After Hill and Appelquist arrived in Utah in the fall of 1913, they stayed on and off in the Eselius home, in a neighborhood where Swedish immigrants predominated, many working in area smelters.
On Jan. 10, 1914, Hill and Appelquist spent the day at the Eselius house, working together on a broken motorcycle, the family later said. Hill left sometime after 6 p.m. According to a note found in Hill's pocket after his arrest, Appelquist had planned to spend the evening at the same theater the Seeleys had attended.
Appelquist's note said he was going with Hilda Erickson — a cousin of the Eselius brothers, who had recently broken off her engagement with Appelquist — and a woman who was a friend of Hilda's.
Bird and Hill arrived at the home around 1 a.m. on Jan. 11. Appelquist was there. He and Hill spoke in a separate room while the Eselius family readied a cot for Hill.
No one knows what Hill and Appelquist spoke about; an account in The Tribune speculated that Hill gave Appelquist the gun during their conversation.
But after Bird helped Hill get settled on the cot, Appelquist announced that he was leaving the house to find work — and vanished. Police searches were fruitless, and there are scant records about the rest of his life.
On Sunday afternoon, Erickson arrived at the Eselius home and talked with Hill, still on the cot and suffering. She remained silent about their conversation throughout Hill's trial, his supporters' pleas for new information, his appeal, his execution and for decades after that.
In his 2011 book, author William M. Adler wrote that he had uncovered a letter Erickson wrote in 1949 to a scholar researching Hill's case. "Otto shot him in a fit of anger," she wrote, and Appelquist was "sorry right after" and carried Hill to McHugh's office. "Then I knew that Otto went away because Joe may die."
She was "bewildered" when she heard about the Morrison murders, she wrote, but when she visited Hill in jail, he told her "not to say a word' because he was innocent and the state could not prove him guilty.

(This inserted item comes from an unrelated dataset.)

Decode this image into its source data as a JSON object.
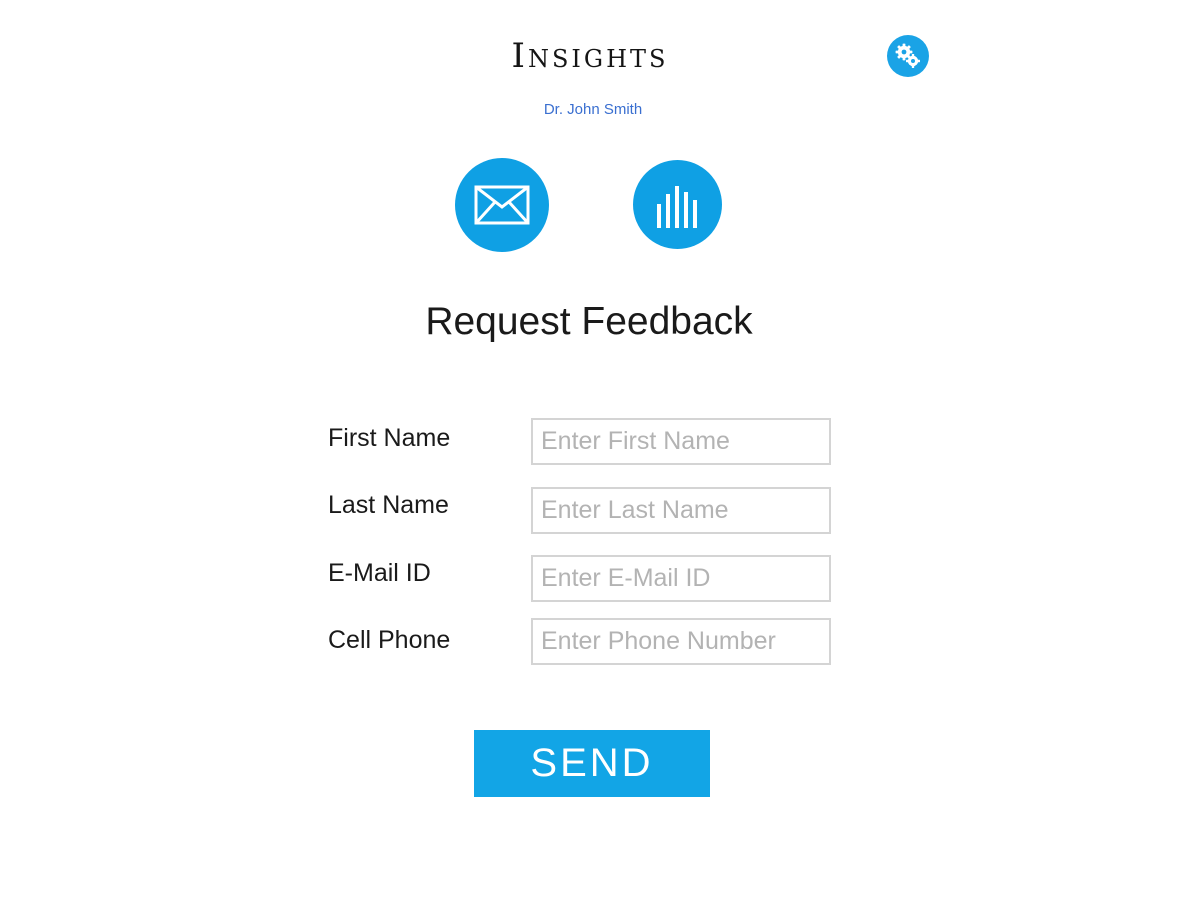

Others knew about the relationships between Hill, Erickson and Appelquist. As Hill's execution date neared, a friend of the Eselius family wrote to Utah Gov. William Spry and urged him to have Erickson questioned. It's unknown whether anyone followed up.
↕ The letter to the governor

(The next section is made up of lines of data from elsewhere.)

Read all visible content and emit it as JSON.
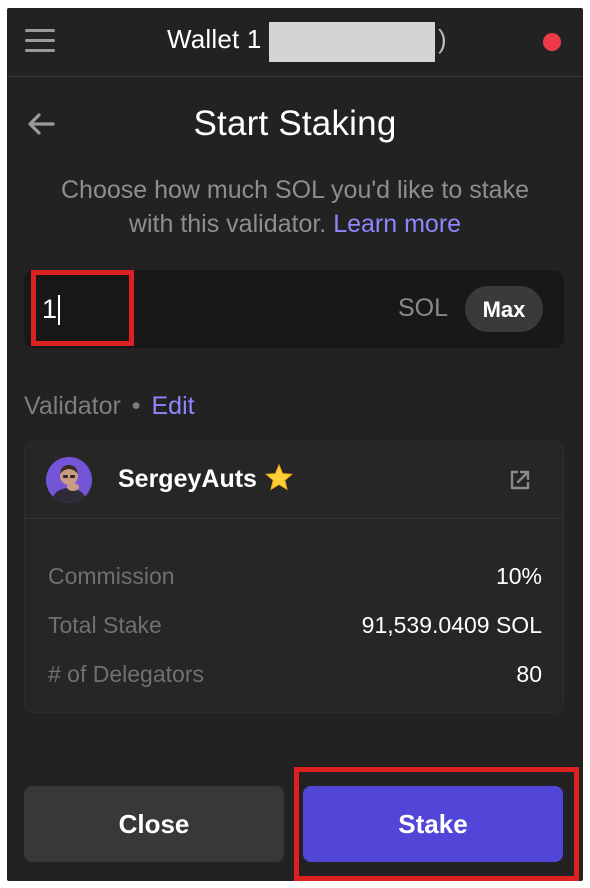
{
  "header": {
    "wallet_name": "Wallet 1",
    "wallet_address_suffix": ")",
    "status_color": "#ee3a46"
  },
  "page": {
    "title": "Start Staking",
    "subtitle": "Choose how much SOL you'd like to stake with this validator.",
    "learn_more": "Learn more"
  },
  "amount": {
    "value": "1",
    "unit": "SOL",
    "max_label": "Max"
  },
  "validator_section": {
    "label": "Validator",
    "separator": "•",
    "edit_label": "Edit"
  },
  "validator": {
    "name": "SergeyAuts",
    "name_icon": "star-icon",
    "stats": [
      {
        "label": "Commission",
        "value": "10%"
      },
      {
        "label": "Total Stake",
        "value": "91,539.0409 SOL"
      },
      {
        "label": "# of Delegators",
        "value": "80"
      }
    ]
  },
  "actions": {
    "close_label": "Close",
    "stake_label": "Stake"
  },
  "colors": {
    "background": "#222222",
    "accent": "#5246d8",
    "link": "#8f86ff",
    "annotation": "#dd2020"
  }
}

Olaf Lindegren's daughter used hollyhock flowers as doll clothes as she played with friends in their impoverished Murray neighborhood of Swedish immigrants. Read more here about their lives and Lindegren's letter to the governor.
There are weaknesses to Erickson's story, Utah attorney Kenneth Lougee has written. And if true, it "implies callousness" by union officials who knew of Erickson's importance to Hill and by Erickson herself: "Why would Hilda let him go to a needless death?"
The investigation and prosecution would proceed without any testimony Erickson could have provided.
After learning of the Morrison murders, one or both of the doctors who had treated Hill tipped police to his gunshot wound.
Police quickly dropped their revenge theory — that a bandit thwarted by John Morrison in the past had returned to retaliate. John Morrison had twice fought off would-be robbers as a grocer, and in between those attacks, had briefly worked as a police officer.
Hill was arrested at the Eselius home late Tuesday, Jan. 13, 1914, and taken to jail.
Compiled and written by Sheila R. McCann and Jeremy Harmon